**Task to carry out:** Across the entries below, determine how many lines include the word "greeting". State only the resulting number.

**Material to process:**

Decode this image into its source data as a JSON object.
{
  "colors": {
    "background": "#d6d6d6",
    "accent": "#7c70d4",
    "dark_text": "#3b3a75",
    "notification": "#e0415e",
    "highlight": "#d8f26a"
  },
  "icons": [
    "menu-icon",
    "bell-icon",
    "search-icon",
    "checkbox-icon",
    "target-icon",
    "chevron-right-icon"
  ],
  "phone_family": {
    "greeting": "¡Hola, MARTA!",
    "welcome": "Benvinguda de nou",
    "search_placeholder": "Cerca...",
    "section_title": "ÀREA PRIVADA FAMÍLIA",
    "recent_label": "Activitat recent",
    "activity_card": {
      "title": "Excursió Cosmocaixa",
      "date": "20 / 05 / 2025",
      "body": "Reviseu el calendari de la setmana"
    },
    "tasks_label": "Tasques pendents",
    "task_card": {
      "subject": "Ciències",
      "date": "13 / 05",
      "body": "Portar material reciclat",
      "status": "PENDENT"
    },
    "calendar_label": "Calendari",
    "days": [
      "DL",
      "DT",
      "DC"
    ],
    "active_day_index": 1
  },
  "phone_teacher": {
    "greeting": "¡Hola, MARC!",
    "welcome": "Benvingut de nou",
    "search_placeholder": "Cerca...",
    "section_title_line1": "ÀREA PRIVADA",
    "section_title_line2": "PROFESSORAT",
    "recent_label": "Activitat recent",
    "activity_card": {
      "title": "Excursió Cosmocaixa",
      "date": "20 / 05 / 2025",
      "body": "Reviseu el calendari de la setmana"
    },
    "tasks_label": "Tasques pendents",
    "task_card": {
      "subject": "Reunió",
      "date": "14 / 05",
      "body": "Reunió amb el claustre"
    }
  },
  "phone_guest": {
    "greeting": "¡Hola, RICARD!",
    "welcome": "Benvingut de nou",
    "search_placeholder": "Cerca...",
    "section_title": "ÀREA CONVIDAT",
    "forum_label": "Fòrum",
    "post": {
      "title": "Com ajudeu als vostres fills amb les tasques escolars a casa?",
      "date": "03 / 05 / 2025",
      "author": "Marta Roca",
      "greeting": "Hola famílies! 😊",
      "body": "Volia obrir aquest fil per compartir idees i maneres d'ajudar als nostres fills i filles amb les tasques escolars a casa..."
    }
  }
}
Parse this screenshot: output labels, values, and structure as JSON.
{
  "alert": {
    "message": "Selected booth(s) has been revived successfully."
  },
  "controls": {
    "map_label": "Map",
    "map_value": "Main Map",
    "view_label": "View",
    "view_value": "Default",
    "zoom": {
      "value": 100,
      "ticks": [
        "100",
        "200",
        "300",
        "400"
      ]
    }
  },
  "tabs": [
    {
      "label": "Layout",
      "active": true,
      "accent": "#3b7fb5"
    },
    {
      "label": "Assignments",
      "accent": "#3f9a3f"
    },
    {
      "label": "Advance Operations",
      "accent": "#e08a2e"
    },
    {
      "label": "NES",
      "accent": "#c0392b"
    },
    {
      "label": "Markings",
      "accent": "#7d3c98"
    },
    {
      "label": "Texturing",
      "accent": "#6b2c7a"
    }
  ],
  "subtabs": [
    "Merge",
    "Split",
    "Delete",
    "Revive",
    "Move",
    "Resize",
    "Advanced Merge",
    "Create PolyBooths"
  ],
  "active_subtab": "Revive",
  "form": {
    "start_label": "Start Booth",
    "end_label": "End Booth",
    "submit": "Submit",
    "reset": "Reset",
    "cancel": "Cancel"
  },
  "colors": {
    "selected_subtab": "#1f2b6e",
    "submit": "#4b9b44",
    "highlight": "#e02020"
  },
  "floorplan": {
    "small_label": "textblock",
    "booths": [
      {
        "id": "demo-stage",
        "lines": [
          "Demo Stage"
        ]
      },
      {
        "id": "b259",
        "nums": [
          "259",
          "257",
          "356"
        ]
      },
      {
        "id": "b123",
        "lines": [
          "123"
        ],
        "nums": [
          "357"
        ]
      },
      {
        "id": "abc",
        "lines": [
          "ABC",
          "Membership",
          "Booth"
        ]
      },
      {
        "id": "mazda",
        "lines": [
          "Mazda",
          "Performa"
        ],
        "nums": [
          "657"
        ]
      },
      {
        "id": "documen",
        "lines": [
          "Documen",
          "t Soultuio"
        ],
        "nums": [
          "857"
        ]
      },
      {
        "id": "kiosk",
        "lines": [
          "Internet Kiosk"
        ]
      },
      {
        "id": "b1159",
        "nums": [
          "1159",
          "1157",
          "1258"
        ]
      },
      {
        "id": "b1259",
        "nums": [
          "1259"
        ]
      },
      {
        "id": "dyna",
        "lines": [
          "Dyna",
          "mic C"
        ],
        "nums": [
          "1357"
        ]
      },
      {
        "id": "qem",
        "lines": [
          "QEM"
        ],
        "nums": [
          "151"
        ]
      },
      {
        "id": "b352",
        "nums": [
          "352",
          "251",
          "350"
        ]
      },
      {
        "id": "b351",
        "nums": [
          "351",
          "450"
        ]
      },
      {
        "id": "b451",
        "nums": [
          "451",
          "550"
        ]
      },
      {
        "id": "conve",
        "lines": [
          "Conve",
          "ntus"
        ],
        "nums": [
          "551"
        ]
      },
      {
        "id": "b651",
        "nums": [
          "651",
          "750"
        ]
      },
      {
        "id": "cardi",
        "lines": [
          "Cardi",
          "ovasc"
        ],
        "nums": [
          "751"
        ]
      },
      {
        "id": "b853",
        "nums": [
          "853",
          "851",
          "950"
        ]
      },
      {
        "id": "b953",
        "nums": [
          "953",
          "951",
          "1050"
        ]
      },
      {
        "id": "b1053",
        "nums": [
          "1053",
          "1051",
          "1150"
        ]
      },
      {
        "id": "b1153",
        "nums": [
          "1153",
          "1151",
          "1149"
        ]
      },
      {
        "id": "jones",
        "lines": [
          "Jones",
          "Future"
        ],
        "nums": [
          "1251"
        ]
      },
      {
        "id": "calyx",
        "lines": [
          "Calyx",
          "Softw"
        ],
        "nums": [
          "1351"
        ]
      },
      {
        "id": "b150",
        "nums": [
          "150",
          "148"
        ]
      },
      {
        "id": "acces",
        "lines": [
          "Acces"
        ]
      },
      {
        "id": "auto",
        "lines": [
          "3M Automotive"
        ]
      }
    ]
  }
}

**Solution to this problem:** 4